### RECORDED DATA

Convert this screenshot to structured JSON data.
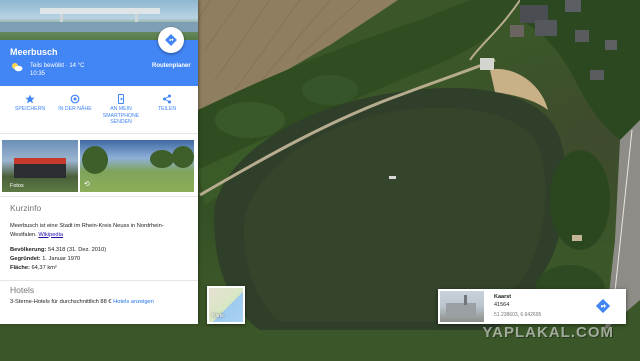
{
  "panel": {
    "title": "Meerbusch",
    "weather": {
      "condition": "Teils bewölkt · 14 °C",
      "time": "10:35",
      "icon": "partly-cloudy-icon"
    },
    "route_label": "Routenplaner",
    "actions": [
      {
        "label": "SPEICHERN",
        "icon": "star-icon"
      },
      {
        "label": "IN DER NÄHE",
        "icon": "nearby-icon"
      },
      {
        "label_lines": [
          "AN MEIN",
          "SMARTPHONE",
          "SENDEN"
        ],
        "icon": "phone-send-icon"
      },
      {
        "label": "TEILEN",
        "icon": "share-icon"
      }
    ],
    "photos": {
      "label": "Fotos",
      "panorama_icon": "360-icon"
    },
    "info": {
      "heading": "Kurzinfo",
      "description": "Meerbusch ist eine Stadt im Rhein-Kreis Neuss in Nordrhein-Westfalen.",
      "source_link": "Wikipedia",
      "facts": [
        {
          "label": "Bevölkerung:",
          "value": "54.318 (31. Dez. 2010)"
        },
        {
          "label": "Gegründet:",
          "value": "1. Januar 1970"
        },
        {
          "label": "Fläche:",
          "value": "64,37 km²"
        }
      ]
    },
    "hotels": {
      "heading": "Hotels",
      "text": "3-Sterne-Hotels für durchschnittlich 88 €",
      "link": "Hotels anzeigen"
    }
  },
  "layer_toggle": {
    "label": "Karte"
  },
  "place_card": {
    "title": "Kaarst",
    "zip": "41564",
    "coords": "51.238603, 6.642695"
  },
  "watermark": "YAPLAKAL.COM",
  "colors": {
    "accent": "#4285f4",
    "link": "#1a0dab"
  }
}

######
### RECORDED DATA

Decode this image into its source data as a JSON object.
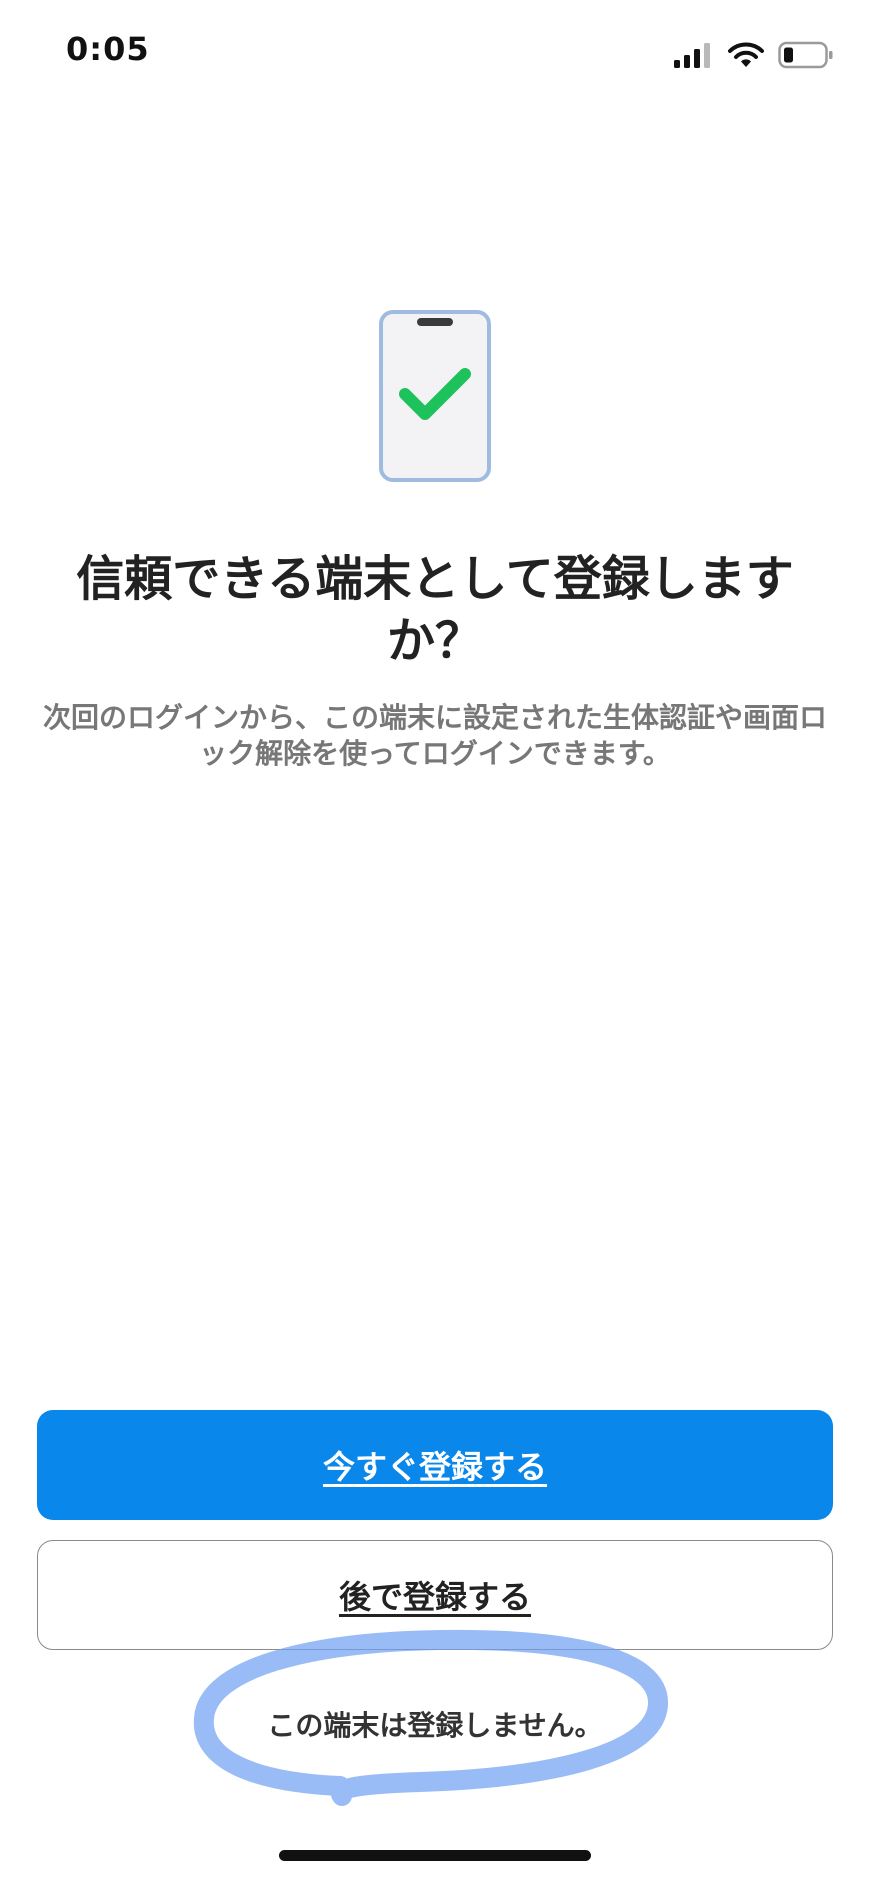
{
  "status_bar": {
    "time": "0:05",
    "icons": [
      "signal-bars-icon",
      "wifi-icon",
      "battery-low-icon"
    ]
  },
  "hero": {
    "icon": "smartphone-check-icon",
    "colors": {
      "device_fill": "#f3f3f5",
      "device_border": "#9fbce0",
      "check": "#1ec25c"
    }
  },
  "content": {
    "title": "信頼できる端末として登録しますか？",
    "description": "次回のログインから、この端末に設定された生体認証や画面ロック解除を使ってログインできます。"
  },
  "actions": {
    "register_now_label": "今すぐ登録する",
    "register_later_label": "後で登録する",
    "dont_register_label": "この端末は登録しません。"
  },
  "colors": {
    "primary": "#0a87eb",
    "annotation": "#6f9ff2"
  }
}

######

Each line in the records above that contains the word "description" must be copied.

      "description": "Meerbusch ist eine Stadt im Rhein-Kreis Neuss in Nordrhein-Westfalen.",
    "description": "次回のログインから、この端末に設定された生体認証や画面ロック解除を使ってログインできます。"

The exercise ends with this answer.